##### MATERIAL SUPPLIED

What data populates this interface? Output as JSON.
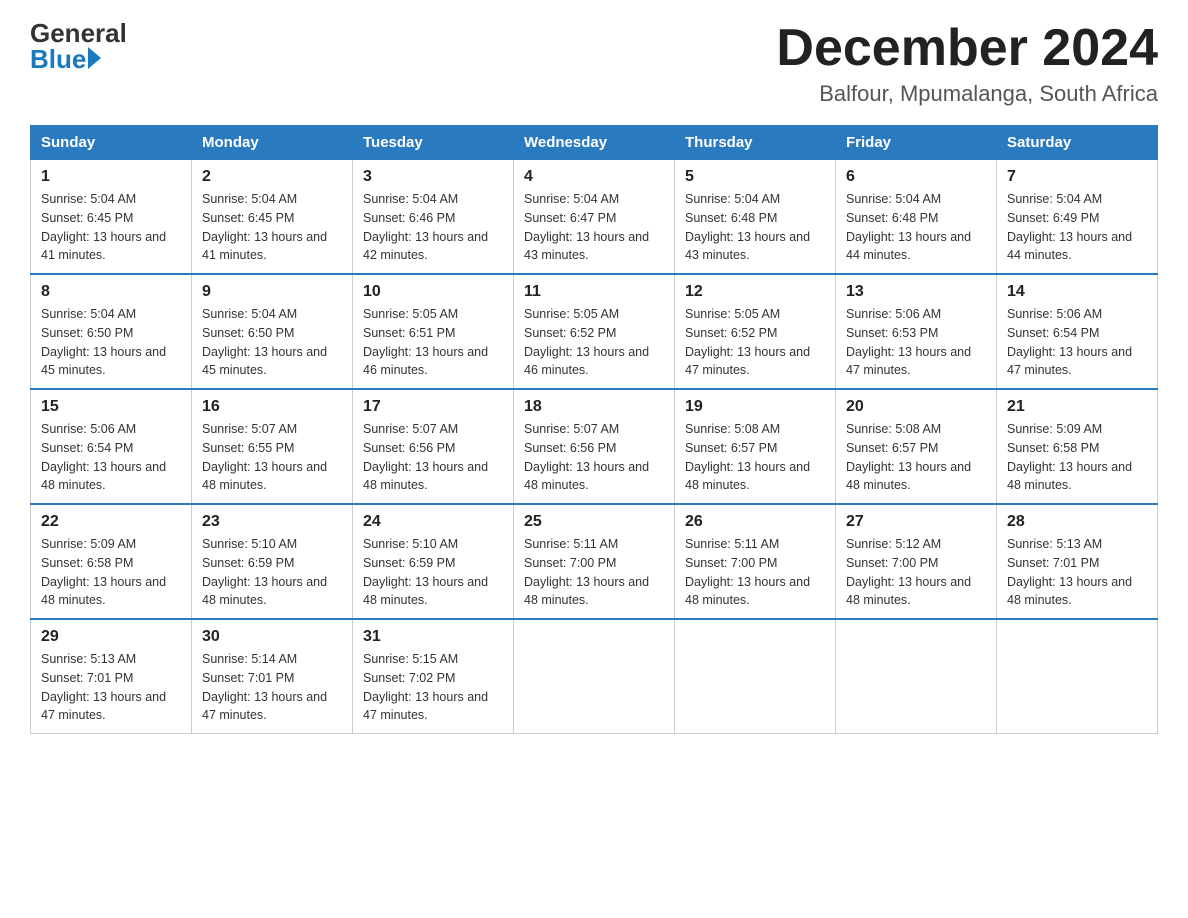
{
  "header": {
    "logo_general": "General",
    "logo_blue": "Blue",
    "month_title": "December 2024",
    "subtitle": "Balfour, Mpumalanga, South Africa"
  },
  "weekdays": [
    "Sunday",
    "Monday",
    "Tuesday",
    "Wednesday",
    "Thursday",
    "Friday",
    "Saturday"
  ],
  "weeks": [
    [
      {
        "day": "1",
        "sunrise": "5:04 AM",
        "sunset": "6:45 PM",
        "daylight": "13 hours and 41 minutes."
      },
      {
        "day": "2",
        "sunrise": "5:04 AM",
        "sunset": "6:45 PM",
        "daylight": "13 hours and 41 minutes."
      },
      {
        "day": "3",
        "sunrise": "5:04 AM",
        "sunset": "6:46 PM",
        "daylight": "13 hours and 42 minutes."
      },
      {
        "day": "4",
        "sunrise": "5:04 AM",
        "sunset": "6:47 PM",
        "daylight": "13 hours and 43 minutes."
      },
      {
        "day": "5",
        "sunrise": "5:04 AM",
        "sunset": "6:48 PM",
        "daylight": "13 hours and 43 minutes."
      },
      {
        "day": "6",
        "sunrise": "5:04 AM",
        "sunset": "6:48 PM",
        "daylight": "13 hours and 44 minutes."
      },
      {
        "day": "7",
        "sunrise": "5:04 AM",
        "sunset": "6:49 PM",
        "daylight": "13 hours and 44 minutes."
      }
    ],
    [
      {
        "day": "8",
        "sunrise": "5:04 AM",
        "sunset": "6:50 PM",
        "daylight": "13 hours and 45 minutes."
      },
      {
        "day": "9",
        "sunrise": "5:04 AM",
        "sunset": "6:50 PM",
        "daylight": "13 hours and 45 minutes."
      },
      {
        "day": "10",
        "sunrise": "5:05 AM",
        "sunset": "6:51 PM",
        "daylight": "13 hours and 46 minutes."
      },
      {
        "day": "11",
        "sunrise": "5:05 AM",
        "sunset": "6:52 PM",
        "daylight": "13 hours and 46 minutes."
      },
      {
        "day": "12",
        "sunrise": "5:05 AM",
        "sunset": "6:52 PM",
        "daylight": "13 hours and 47 minutes."
      },
      {
        "day": "13",
        "sunrise": "5:06 AM",
        "sunset": "6:53 PM",
        "daylight": "13 hours and 47 minutes."
      },
      {
        "day": "14",
        "sunrise": "5:06 AM",
        "sunset": "6:54 PM",
        "daylight": "13 hours and 47 minutes."
      }
    ],
    [
      {
        "day": "15",
        "sunrise": "5:06 AM",
        "sunset": "6:54 PM",
        "daylight": "13 hours and 48 minutes."
      },
      {
        "day": "16",
        "sunrise": "5:07 AM",
        "sunset": "6:55 PM",
        "daylight": "13 hours and 48 minutes."
      },
      {
        "day": "17",
        "sunrise": "5:07 AM",
        "sunset": "6:56 PM",
        "daylight": "13 hours and 48 minutes."
      },
      {
        "day": "18",
        "sunrise": "5:07 AM",
        "sunset": "6:56 PM",
        "daylight": "13 hours and 48 minutes."
      },
      {
        "day": "19",
        "sunrise": "5:08 AM",
        "sunset": "6:57 PM",
        "daylight": "13 hours and 48 minutes."
      },
      {
        "day": "20",
        "sunrise": "5:08 AM",
        "sunset": "6:57 PM",
        "daylight": "13 hours and 48 minutes."
      },
      {
        "day": "21",
        "sunrise": "5:09 AM",
        "sunset": "6:58 PM",
        "daylight": "13 hours and 48 minutes."
      }
    ],
    [
      {
        "day": "22",
        "sunrise": "5:09 AM",
        "sunset": "6:58 PM",
        "daylight": "13 hours and 48 minutes."
      },
      {
        "day": "23",
        "sunrise": "5:10 AM",
        "sunset": "6:59 PM",
        "daylight": "13 hours and 48 minutes."
      },
      {
        "day": "24",
        "sunrise": "5:10 AM",
        "sunset": "6:59 PM",
        "daylight": "13 hours and 48 minutes."
      },
      {
        "day": "25",
        "sunrise": "5:11 AM",
        "sunset": "7:00 PM",
        "daylight": "13 hours and 48 minutes."
      },
      {
        "day": "26",
        "sunrise": "5:11 AM",
        "sunset": "7:00 PM",
        "daylight": "13 hours and 48 minutes."
      },
      {
        "day": "27",
        "sunrise": "5:12 AM",
        "sunset": "7:00 PM",
        "daylight": "13 hours and 48 minutes."
      },
      {
        "day": "28",
        "sunrise": "5:13 AM",
        "sunset": "7:01 PM",
        "daylight": "13 hours and 48 minutes."
      }
    ],
    [
      {
        "day": "29",
        "sunrise": "5:13 AM",
        "sunset": "7:01 PM",
        "daylight": "13 hours and 47 minutes."
      },
      {
        "day": "30",
        "sunrise": "5:14 AM",
        "sunset": "7:01 PM",
        "daylight": "13 hours and 47 minutes."
      },
      {
        "day": "31",
        "sunrise": "5:15 AM",
        "sunset": "7:02 PM",
        "daylight": "13 hours and 47 minutes."
      },
      null,
      null,
      null,
      null
    ]
  ]
}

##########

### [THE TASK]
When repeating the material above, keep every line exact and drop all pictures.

### [COMPLETED TASK]
What data populates this interface? Output as JSON.
{
  "header": {
    "logo_general": "General",
    "logo_blue": "Blue",
    "month_title": "December 2024",
    "subtitle": "Balfour, Mpumalanga, South Africa"
  },
  "weekdays": [
    "Sunday",
    "Monday",
    "Tuesday",
    "Wednesday",
    "Thursday",
    "Friday",
    "Saturday"
  ],
  "weeks": [
    [
      {
        "day": "1",
        "sunrise": "5:04 AM",
        "sunset": "6:45 PM",
        "daylight": "13 hours and 41 minutes."
      },
      {
        "day": "2",
        "sunrise": "5:04 AM",
        "sunset": "6:45 PM",
        "daylight": "13 hours and 41 minutes."
      },
      {
        "day": "3",
        "sunrise": "5:04 AM",
        "sunset": "6:46 PM",
        "daylight": "13 hours and 42 minutes."
      },
      {
        "day": "4",
        "sunrise": "5:04 AM",
        "sunset": "6:47 PM",
        "daylight": "13 hours and 43 minutes."
      },
      {
        "day": "5",
        "sunrise": "5:04 AM",
        "sunset": "6:48 PM",
        "daylight": "13 hours and 43 minutes."
      },
      {
        "day": "6",
        "sunrise": "5:04 AM",
        "sunset": "6:48 PM",
        "daylight": "13 hours and 44 minutes."
      },
      {
        "day": "7",
        "sunrise": "5:04 AM",
        "sunset": "6:49 PM",
        "daylight": "13 hours and 44 minutes."
      }
    ],
    [
      {
        "day": "8",
        "sunrise": "5:04 AM",
        "sunset": "6:50 PM",
        "daylight": "13 hours and 45 minutes."
      },
      {
        "day": "9",
        "sunrise": "5:04 AM",
        "sunset": "6:50 PM",
        "daylight": "13 hours and 45 minutes."
      },
      {
        "day": "10",
        "sunrise": "5:05 AM",
        "sunset": "6:51 PM",
        "daylight": "13 hours and 46 minutes."
      },
      {
        "day": "11",
        "sunrise": "5:05 AM",
        "sunset": "6:52 PM",
        "daylight": "13 hours and 46 minutes."
      },
      {
        "day": "12",
        "sunrise": "5:05 AM",
        "sunset": "6:52 PM",
        "daylight": "13 hours and 47 minutes."
      },
      {
        "day": "13",
        "sunrise": "5:06 AM",
        "sunset": "6:53 PM",
        "daylight": "13 hours and 47 minutes."
      },
      {
        "day": "14",
        "sunrise": "5:06 AM",
        "sunset": "6:54 PM",
        "daylight": "13 hours and 47 minutes."
      }
    ],
    [
      {
        "day": "15",
        "sunrise": "5:06 AM",
        "sunset": "6:54 PM",
        "daylight": "13 hours and 48 minutes."
      },
      {
        "day": "16",
        "sunrise": "5:07 AM",
        "sunset": "6:55 PM",
        "daylight": "13 hours and 48 minutes."
      },
      {
        "day": "17",
        "sunrise": "5:07 AM",
        "sunset": "6:56 PM",
        "daylight": "13 hours and 48 minutes."
      },
      {
        "day": "18",
        "sunrise": "5:07 AM",
        "sunset": "6:56 PM",
        "daylight": "13 hours and 48 minutes."
      },
      {
        "day": "19",
        "sunrise": "5:08 AM",
        "sunset": "6:57 PM",
        "daylight": "13 hours and 48 minutes."
      },
      {
        "day": "20",
        "sunrise": "5:08 AM",
        "sunset": "6:57 PM",
        "daylight": "13 hours and 48 minutes."
      },
      {
        "day": "21",
        "sunrise": "5:09 AM",
        "sunset": "6:58 PM",
        "daylight": "13 hours and 48 minutes."
      }
    ],
    [
      {
        "day": "22",
        "sunrise": "5:09 AM",
        "sunset": "6:58 PM",
        "daylight": "13 hours and 48 minutes."
      },
      {
        "day": "23",
        "sunrise": "5:10 AM",
        "sunset": "6:59 PM",
        "daylight": "13 hours and 48 minutes."
      },
      {
        "day": "24",
        "sunrise": "5:10 AM",
        "sunset": "6:59 PM",
        "daylight": "13 hours and 48 minutes."
      },
      {
        "day": "25",
        "sunrise": "5:11 AM",
        "sunset": "7:00 PM",
        "daylight": "13 hours and 48 minutes."
      },
      {
        "day": "26",
        "sunrise": "5:11 AM",
        "sunset": "7:00 PM",
        "daylight": "13 hours and 48 minutes."
      },
      {
        "day": "27",
        "sunrise": "5:12 AM",
        "sunset": "7:00 PM",
        "daylight": "13 hours and 48 minutes."
      },
      {
        "day": "28",
        "sunrise": "5:13 AM",
        "sunset": "7:01 PM",
        "daylight": "13 hours and 48 minutes."
      }
    ],
    [
      {
        "day": "29",
        "sunrise": "5:13 AM",
        "sunset": "7:01 PM",
        "daylight": "13 hours and 47 minutes."
      },
      {
        "day": "30",
        "sunrise": "5:14 AM",
        "sunset": "7:01 PM",
        "daylight": "13 hours and 47 minutes."
      },
      {
        "day": "31",
        "sunrise": "5:15 AM",
        "sunset": "7:02 PM",
        "daylight": "13 hours and 47 minutes."
      },
      null,
      null,
      null,
      null
    ]
  ]
}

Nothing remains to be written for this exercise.